For FERPA, organizations can use UBA to analyze user interactions with student data to ensure that unauthorized access or suspicious behavior isn’t taking place. If such behavior is taking place, being able to receive real time alerts will ensure that you can react quickly to prevent a potential FERPA breach.

Given that schools are using increasingly more cloud-based services, you will need a UBA solution that can aggregate and correlate event data from multiple cloud platforms.

Detect Unencrypted PII Leaving the Network

Data Loss Prevention refers to number of related strategies and solutions, with UBA being one of them. However, there are some DLP solutions, such as an Intrusion Prevention System (IPS) or a Next-Generation Firewall (NGFW) that can automatically detect and block unencrypted PII leaving the network.

Administrators will receive real-time alerts about suspicious network traffic, which will enable them to conduct and investigation into the issue.

Physical Security

In schools, where there are many staff coming and going, and where students have a tendency to engage in disruptive behaviour, we mustn’t ignore the importance of implementing strong physical security measures.

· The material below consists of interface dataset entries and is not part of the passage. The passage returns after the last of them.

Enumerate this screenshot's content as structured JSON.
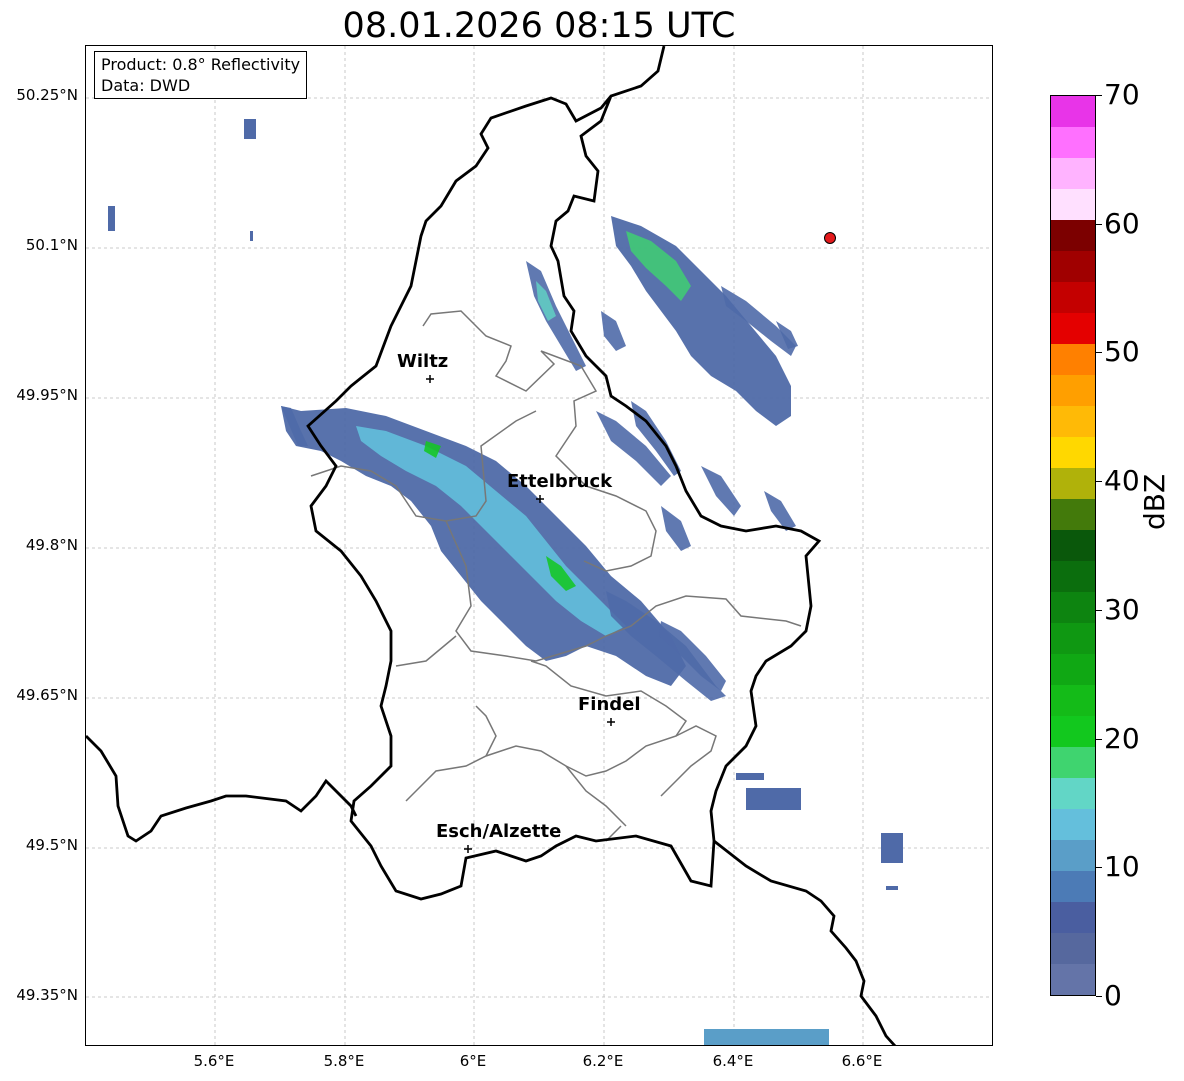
{
  "title": "08.01.2026 08:15 UTC",
  "info": {
    "product": "Product: 0.8° Reflectivity",
    "source": "Data: DWD"
  },
  "axes": {
    "lat_ticks": [
      "50.25°N",
      "50.1°N",
      "49.95°N",
      "49.8°N",
      "49.65°N",
      "49.5°N",
      "49.35°N"
    ],
    "lon_ticks": [
      "5.6°E",
      "5.8°E",
      "6°E",
      "6.2°E",
      "6.4°E",
      "6.6°E"
    ]
  },
  "cities": [
    {
      "name": "Wiltz"
    },
    {
      "name": "Ettelbruck"
    },
    {
      "name": "Findel"
    },
    {
      "name": "Esch/Alzette"
    }
  ],
  "marker": {
    "color": "#e31a1c"
  },
  "colorbar": {
    "label": "dBZ",
    "ticks": [
      "0",
      "10",
      "20",
      "30",
      "40",
      "50",
      "60",
      "70"
    ],
    "colors": [
      "#6474a8",
      "#56689e",
      "#4a5ea0",
      "#4c7bb6",
      "#5a9ec8",
      "#64bfdc",
      "#62d6c6",
      "#3fd46f",
      "#12c81e",
      "#14bb18",
      "#10a814",
      "#0f9812",
      "#0d8410",
      "#0b6e0d",
      "#0a580b",
      "#437a0b",
      "#b0b20a",
      "#ffd800",
      "#ffba06",
      "#ff9f00",
      "#ff8000",
      "#e40000",
      "#c40000",
      "#a00000",
      "#7c0000",
      "#ffe0ff",
      "#ffb3ff",
      "#ff70ff",
      "#e834e8"
    ]
  }
}
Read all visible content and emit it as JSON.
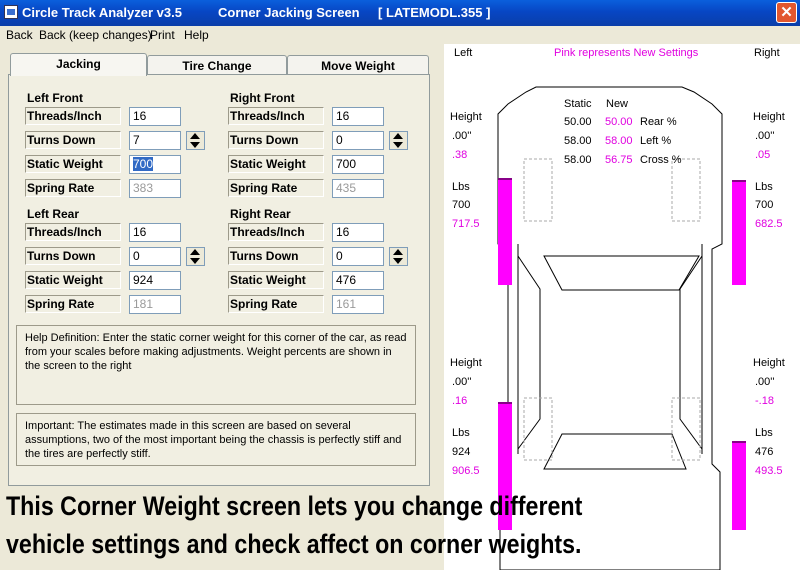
{
  "titlebar": {
    "app_name": "Circle Track Analyzer v3.5",
    "screen": "Corner Jacking Screen",
    "file": "[ LATEMODL.355 ]",
    "close_glyph": "✕"
  },
  "menu": {
    "back": "Back",
    "back_keep": "Back (keep changes)",
    "print": "Print",
    "help": "Help"
  },
  "tabs": {
    "jacking": "Jacking",
    "tire_change": "Tire Change",
    "move_weight": "Move Weight"
  },
  "labels": {
    "threads": "Threads/Inch",
    "turns": "Turns Down",
    "static": "Static Weight",
    "spring": "Spring Rate"
  },
  "left_front": {
    "title": "Left Front",
    "threads": "16",
    "turns": "7",
    "static": "700",
    "spring": "383"
  },
  "right_front": {
    "title": "Right Front",
    "threads": "16",
    "turns": "0",
    "static": "700",
    "spring": "435"
  },
  "left_rear": {
    "title": "Left Rear",
    "threads": "16",
    "turns": "0",
    "static": "924",
    "spring": "181"
  },
  "right_rear": {
    "title": "Right Rear",
    "threads": "16",
    "turns": "0",
    "static": "476",
    "spring": "161"
  },
  "help_text": "Help Definition:  Enter the static corner weight for this corner of the car, as read from your scales before making adjustments.  Weight percents are shown in the screen to the right",
  "important_text": "Important:  The estimates made in this screen are based on several assumptions, two of the most important being the chassis is perfectly stiff and the tires are perfectly stiff.",
  "right_panel": {
    "left_label": "Left",
    "right_label": "Right",
    "legend": "Pink represents New Settings",
    "col_static": "Static",
    "col_new": "New",
    "rows": [
      {
        "static": "50.00",
        "new": "50.00",
        "name": "Rear %"
      },
      {
        "static": "58.00",
        "new": "58.00",
        "name": "Left %"
      },
      {
        "static": "58.00",
        "new": "56.75",
        "name": "Cross %"
      }
    ],
    "height_label": "Height",
    "lbs_label": "Lbs",
    "lf": {
      "height": ".00''",
      "height_new": ".38",
      "lbs": "700",
      "lbs_new": "717.5"
    },
    "rf": {
      "height": ".00''",
      "height_new": ".05",
      "lbs": "700",
      "lbs_new": "682.5"
    },
    "lr": {
      "height": ".00''",
      "height_new": ".16",
      "lbs": "924",
      "lbs_new": "906.5"
    },
    "rr": {
      "height": ".00''",
      "height_new": "-.18",
      "lbs": "476",
      "lbs_new": "493.5"
    }
  },
  "caption": {
    "line1": "This Corner Weight screen lets you change different",
    "line2": "vehicle settings and check affect on corner weights."
  },
  "colors": {
    "pink": "#ff00ff",
    "title_blue": "#0a5fdc"
  }
}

Such measures will include ID badges, locks, alarms, and CCTV cameras. Access to the server rooms must be controlled, and any network-enabled devices, such as printers, will need to be secured. Staff members should use automatic screen locking, and, ideally, the public/guest Wi-Fi network should be isolated from the network and devices that are used internally for processing student data.

How Lepide Helps You Become FERPA Compliant

The first step in achieving FERPA compliance is identifying where all of your PII and directory information resides in your data stores. This cannot be a one-off exercise either; classification must be an ongoing process as new data is generated. The Lepide Data Security Platform enables you to discover and classify your sensitive data by risk, type and relevant compliance requirements.

The next step is to ensure that you minimize the risk of breaches involving this sensitive data. Lepide can help you determine which of your users have access to FERPA-covered data and can even suggest which of these users do not require privileged access through their excessive permissions report. This kind of visibility can help you reduce your potential attack surface by implementing a policy of least privilege.

Once you have minimized risk through governing access, you can then use the platform to proactively monitor the behavior of users accessing, modifying, moving, copying or doing anything with your sensitive data. Lepide can learn what normal behavior looks like and proactively alert administrators when users’ behavior deviates from this norm.

If you would like to see the solution in action, schedule a demo with one of our engineers today.

Comments are closed.